- INPUT DATA -
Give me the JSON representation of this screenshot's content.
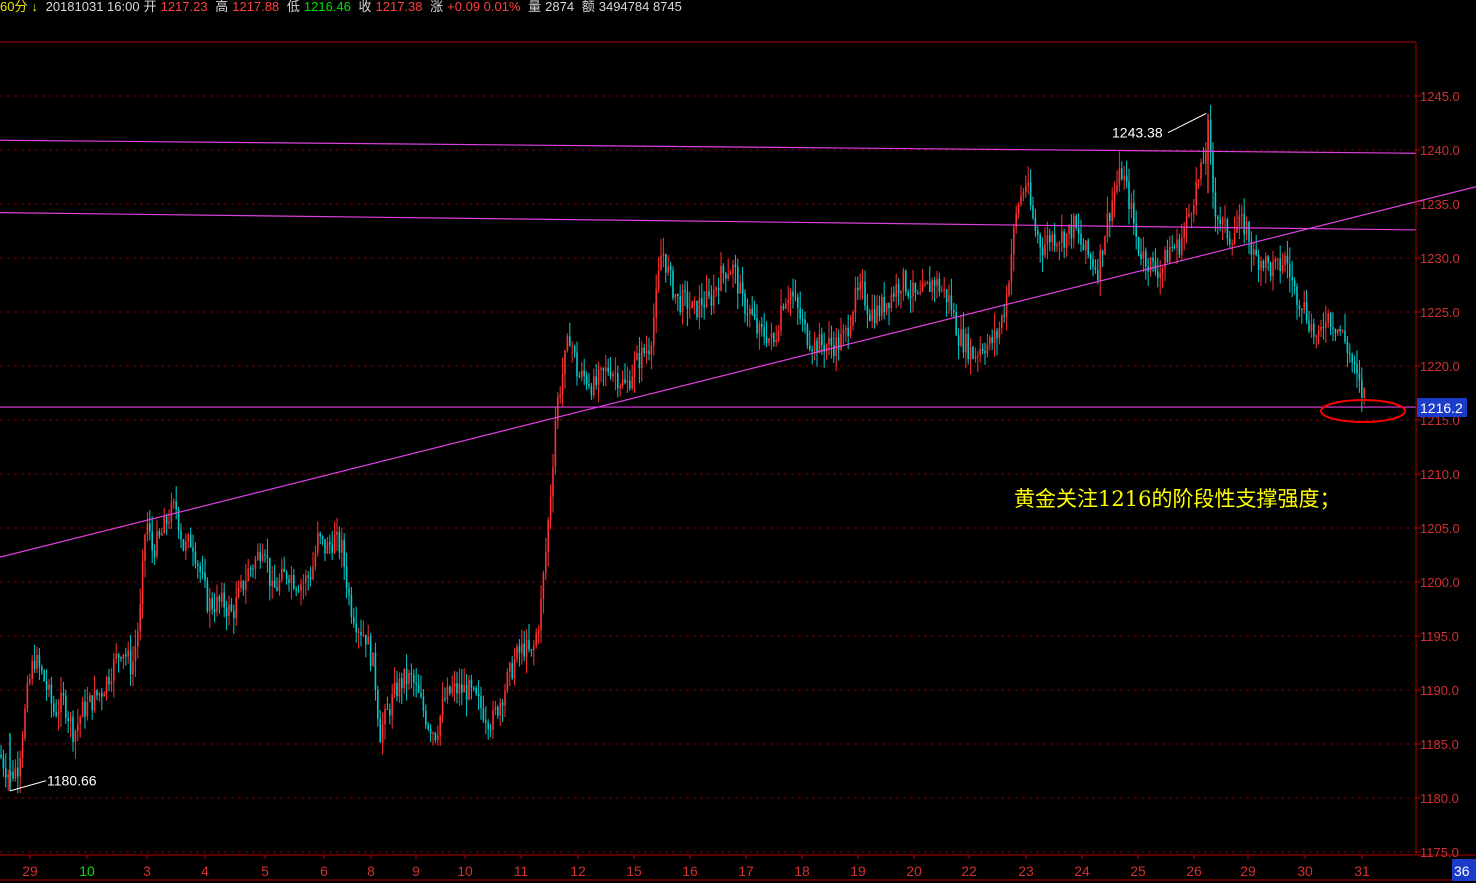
{
  "header": {
    "period": "60分",
    "arrow": "↓",
    "date_time": "20181031 16:00",
    "open_label": "开",
    "open": "1217.23",
    "high_label": "高",
    "high": "1217.88",
    "low_label": "低",
    "low": "1216.46",
    "close_label": "收",
    "close": "1217.38",
    "change_label": "涨",
    "change": "+0.09 0.01%",
    "volume_label": "量",
    "volume": "2874",
    "amount_label": "额",
    "amount": "3494784 8745"
  },
  "colors": {
    "background": "#000000",
    "up": "#ff3030",
    "down": "#00cccc",
    "frame": "#b00000",
    "grid": "#7a0000",
    "trendline": "#e040e0",
    "annotation": "#ffff00",
    "price_tag_bg": "#1a3cc8",
    "highlight_circle": "#ff0000"
  },
  "chart_data": {
    "type": "candlestick",
    "ylim": [
      1175,
      1247
    ],
    "y_ticks": [
      "1245.0",
      "1240.0",
      "1235.0",
      "1230.0",
      "1225.0",
      "1220.0",
      "1215.0",
      "1210.0",
      "1205.0",
      "1200.0",
      "1195.0",
      "1190.0",
      "1185.0",
      "1180.0",
      "1175.0"
    ],
    "x_tick_labels": [
      "29",
      "10",
      "3",
      "4",
      "5",
      "6",
      "8",
      "9",
      "10",
      "11",
      "12",
      "15",
      "16",
      "17",
      "18",
      "19",
      "20",
      "22",
      "23",
      "24",
      "25",
      "26",
      "29",
      "30",
      "31"
    ],
    "x_tick_colors": [
      "red",
      "green",
      "red",
      "red",
      "red",
      "red",
      "red",
      "red",
      "red",
      "red",
      "red",
      "red",
      "red",
      "red",
      "red",
      "red",
      "red",
      "red",
      "red",
      "red",
      "red",
      "red",
      "red",
      "red",
      "red"
    ],
    "x_corner_label": "36",
    "current_price": "1216.2",
    "max_label": "1243.38",
    "min_label": "1180.66",
    "annotation": "黄金关注1216的阶段性支撑强度；",
    "max_value": 1243.38,
    "min_value": 1180.66,
    "support_value": 1216.2,
    "lines": [
      {
        "name": "upper-resistance-line",
        "from": [
          0,
          1240.9
        ],
        "to": [
          1416,
          1239.7
        ]
      },
      {
        "name": "middle-resistance-line",
        "from": [
          0,
          1234.2
        ],
        "to": [
          1416,
          1232.6
        ]
      },
      {
        "name": "rising-trendline",
        "from": [
          0,
          1202.3
        ],
        "to": [
          1476,
          1236.6
        ]
      },
      {
        "name": "support-line",
        "from": [
          0,
          1216.2
        ],
        "to": [
          1416,
          1216.2
        ]
      }
    ],
    "anchors": [
      [
        0,
        1184
      ],
      [
        10,
        1182
      ],
      [
        18,
        1183
      ],
      [
        28,
        1190
      ],
      [
        34,
        1193
      ],
      [
        44,
        1191
      ],
      [
        54,
        1188
      ],
      [
        64,
        1189
      ],
      [
        74,
        1186
      ],
      [
        82,
        1188
      ],
      [
        92,
        1189
      ],
      [
        102,
        1190
      ],
      [
        112,
        1192
      ],
      [
        122,
        1194
      ],
      [
        132,
        1192
      ],
      [
        140,
        1197
      ],
      [
        146,
        1206
      ],
      [
        152,
        1203
      ],
      [
        160,
        1204
      ],
      [
        168,
        1206
      ],
      [
        176,
        1207
      ],
      [
        184,
        1203
      ],
      [
        192,
        1204
      ],
      [
        200,
        1201
      ],
      [
        208,
        1198
      ],
      [
        216,
        1198
      ],
      [
        224,
        1198
      ],
      [
        232,
        1197
      ],
      [
        240,
        1199
      ],
      [
        248,
        1201
      ],
      [
        256,
        1202
      ],
      [
        264,
        1204
      ],
      [
        272,
        1199
      ],
      [
        280,
        1200
      ],
      [
        288,
        1201
      ],
      [
        296,
        1200
      ],
      [
        304,
        1200
      ],
      [
        312,
        1201
      ],
      [
        318,
        1204
      ],
      [
        326,
        1203
      ],
      [
        334,
        1204
      ],
      [
        342,
        1203
      ],
      [
        350,
        1198
      ],
      [
        358,
        1196
      ],
      [
        366,
        1195
      ],
      [
        374,
        1192
      ],
      [
        380,
        1186
      ],
      [
        388,
        1188
      ],
      [
        396,
        1190
      ],
      [
        404,
        1191
      ],
      [
        412,
        1191
      ],
      [
        420,
        1189
      ],
      [
        428,
        1187
      ],
      [
        436,
        1186
      ],
      [
        444,
        1189
      ],
      [
        452,
        1190
      ],
      [
        460,
        1190
      ],
      [
        468,
        1190
      ],
      [
        476,
        1189
      ],
      [
        484,
        1188
      ],
      [
        492,
        1187
      ],
      [
        500,
        1189
      ],
      [
        508,
        1191
      ],
      [
        516,
        1193
      ],
      [
        524,
        1194
      ],
      [
        532,
        1193
      ],
      [
        540,
        1197
      ],
      [
        546,
        1203
      ],
      [
        552,
        1210
      ],
      [
        556,
        1216
      ],
      [
        562,
        1219
      ],
      [
        570,
        1223
      ],
      [
        578,
        1219
      ],
      [
        586,
        1219
      ],
      [
        594,
        1218
      ],
      [
        602,
        1219
      ],
      [
        610,
        1220
      ],
      [
        618,
        1219
      ],
      [
        626,
        1218
      ],
      [
        634,
        1220
      ],
      [
        642,
        1221
      ],
      [
        650,
        1222
      ],
      [
        656,
        1226
      ],
      [
        662,
        1231
      ],
      [
        670,
        1228
      ],
      [
        678,
        1226
      ],
      [
        686,
        1226
      ],
      [
        694,
        1225
      ],
      [
        702,
        1226
      ],
      [
        710,
        1226
      ],
      [
        718,
        1228
      ],
      [
        726,
        1229
      ],
      [
        734,
        1229
      ],
      [
        742,
        1226
      ],
      [
        750,
        1225
      ],
      [
        758,
        1223
      ],
      [
        766,
        1223
      ],
      [
        774,
        1222
      ],
      [
        782,
        1226
      ],
      [
        790,
        1227
      ],
      [
        798,
        1225
      ],
      [
        806,
        1223
      ],
      [
        814,
        1222
      ],
      [
        822,
        1222
      ],
      [
        830,
        1222
      ],
      [
        838,
        1222
      ],
      [
        846,
        1223
      ],
      [
        854,
        1226
      ],
      [
        862,
        1227
      ],
      [
        870,
        1225
      ],
      [
        878,
        1225
      ],
      [
        886,
        1226
      ],
      [
        894,
        1227
      ],
      [
        902,
        1228
      ],
      [
        910,
        1227
      ],
      [
        918,
        1226
      ],
      [
        926,
        1227
      ],
      [
        934,
        1228
      ],
      [
        942,
        1227
      ],
      [
        950,
        1226
      ],
      [
        958,
        1223
      ],
      [
        966,
        1222
      ],
      [
        974,
        1221
      ],
      [
        982,
        1222
      ],
      [
        990,
        1222
      ],
      [
        998,
        1223
      ],
      [
        1006,
        1226
      ],
      [
        1012,
        1231
      ],
      [
        1018,
        1235
      ],
      [
        1026,
        1237
      ],
      [
        1034,
        1233
      ],
      [
        1042,
        1231
      ],
      [
        1050,
        1232
      ],
      [
        1058,
        1232
      ],
      [
        1066,
        1232
      ],
      [
        1074,
        1233
      ],
      [
        1082,
        1231
      ],
      [
        1090,
        1230
      ],
      [
        1098,
        1229
      ],
      [
        1106,
        1233
      ],
      [
        1114,
        1236
      ],
      [
        1122,
        1238
      ],
      [
        1130,
        1235
      ],
      [
        1138,
        1231
      ],
      [
        1146,
        1230
      ],
      [
        1154,
        1229
      ],
      [
        1162,
        1229
      ],
      [
        1170,
        1231
      ],
      [
        1178,
        1231
      ],
      [
        1186,
        1233
      ],
      [
        1194,
        1236
      ],
      [
        1202,
        1238
      ],
      [
        1208,
        1242
      ],
      [
        1214,
        1235
      ],
      [
        1222,
        1233
      ],
      [
        1230,
        1232
      ],
      [
        1238,
        1233
      ],
      [
        1246,
        1233
      ],
      [
        1254,
        1230
      ],
      [
        1262,
        1230
      ],
      [
        1270,
        1229
      ],
      [
        1278,
        1229
      ],
      [
        1286,
        1230
      ],
      [
        1294,
        1227
      ],
      [
        1302,
        1226
      ],
      [
        1310,
        1224
      ],
      [
        1318,
        1222
      ],
      [
        1326,
        1225
      ],
      [
        1334,
        1224
      ],
      [
        1342,
        1223
      ],
      [
        1350,
        1221
      ],
      [
        1356,
        1219
      ],
      [
        1362,
        1217.4
      ],
      [
        1366,
        1217.4
      ]
    ],
    "bars_per_day": 4
  }
}
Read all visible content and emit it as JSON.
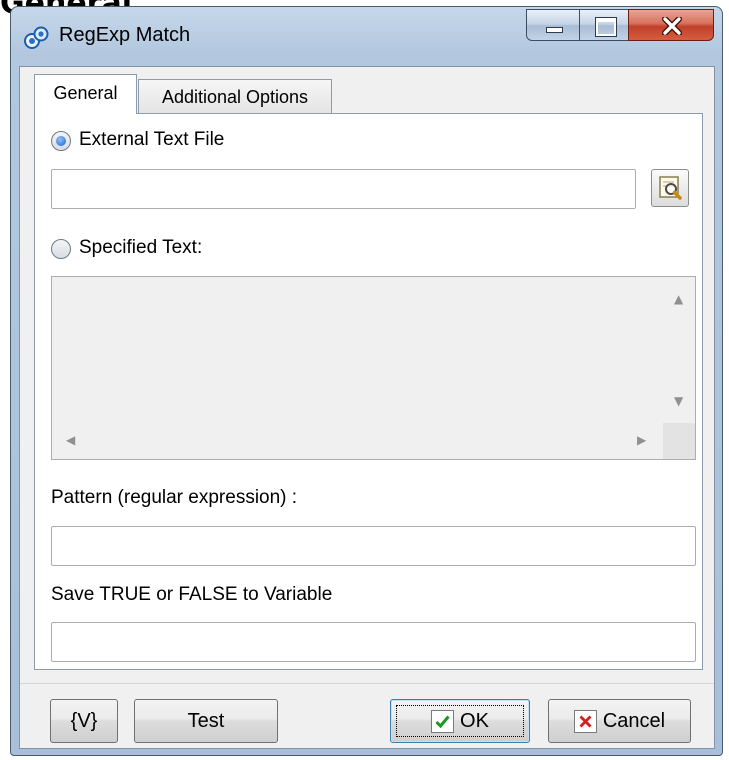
{
  "page": {
    "heading": "General"
  },
  "window": {
    "title": "RegExp Match",
    "controls": {
      "minimize": "minimize",
      "maximize": "maximize",
      "close": "close"
    }
  },
  "tabs": [
    {
      "label": "General",
      "selected": true
    },
    {
      "label": "Additional Options",
      "selected": false
    }
  ],
  "general": {
    "source_options": [
      {
        "label": "External Text File",
        "checked": true
      },
      {
        "label": "Specified Text:",
        "checked": false
      }
    ],
    "file_path": {
      "value": ""
    },
    "specified_text": {
      "value": "",
      "enabled": false
    },
    "pattern": {
      "label": "Pattern (regular expression) :",
      "value": ""
    },
    "save_variable": {
      "label": "Save TRUE or FALSE to Variable",
      "value": ""
    }
  },
  "footer": {
    "variable_button": "{V}",
    "test_button": "Test",
    "ok_button": "OK",
    "cancel_button": "Cancel"
  },
  "colors": {
    "title_bar": "#b3c8df",
    "dialog_background": "#f0f0f0",
    "ok_icon": "#1a9a1a",
    "cancel_icon": "#d21f1f"
  },
  "icons": {
    "app": "regexp-app-icon",
    "browse": "browse-file-icon",
    "ok": "checkmark-icon",
    "cancel": "x-mark-icon"
  }
}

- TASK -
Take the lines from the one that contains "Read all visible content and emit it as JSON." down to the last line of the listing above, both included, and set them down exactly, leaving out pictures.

- SOLUTION TO THE EXERCISE -
Read all visible content and emit it as JSON.
{
  "page": {
    "heading": "General"
  },
  "window": {
    "title": "RegExp Match",
    "controls": {
      "minimize": "minimize",
      "maximize": "maximize",
      "close": "close"
    }
  },
  "tabs": [
    {
      "label": "General",
      "selected": true
    },
    {
      "label": "Additional Options",
      "selected": false
    }
  ],
  "general": {
    "source_options": [
      {
        "label": "External Text File",
        "checked": true
      },
      {
        "label": "Specified Text:",
        "checked": false
      }
    ],
    "file_path": {
      "value": ""
    },
    "specified_text": {
      "value": "",
      "enabled": false
    },
    "pattern": {
      "label": "Pattern (regular expression) :",
      "value": ""
    },
    "save_variable": {
      "label": "Save TRUE or FALSE to Variable",
      "value": ""
    }
  },
  "footer": {
    "variable_button": "{V}",
    "test_button": "Test",
    "ok_button": "OK",
    "cancel_button": "Cancel"
  },
  "colors": {
    "title_bar": "#b3c8df",
    "dialog_background": "#f0f0f0",
    "ok_icon": "#1a9a1a",
    "cancel_icon": "#d21f1f"
  },
  "icons": {
    "app": "regexp-app-icon",
    "browse": "browse-file-icon",
    "ok": "checkmark-icon",
    "cancel": "x-mark-icon"
  }
}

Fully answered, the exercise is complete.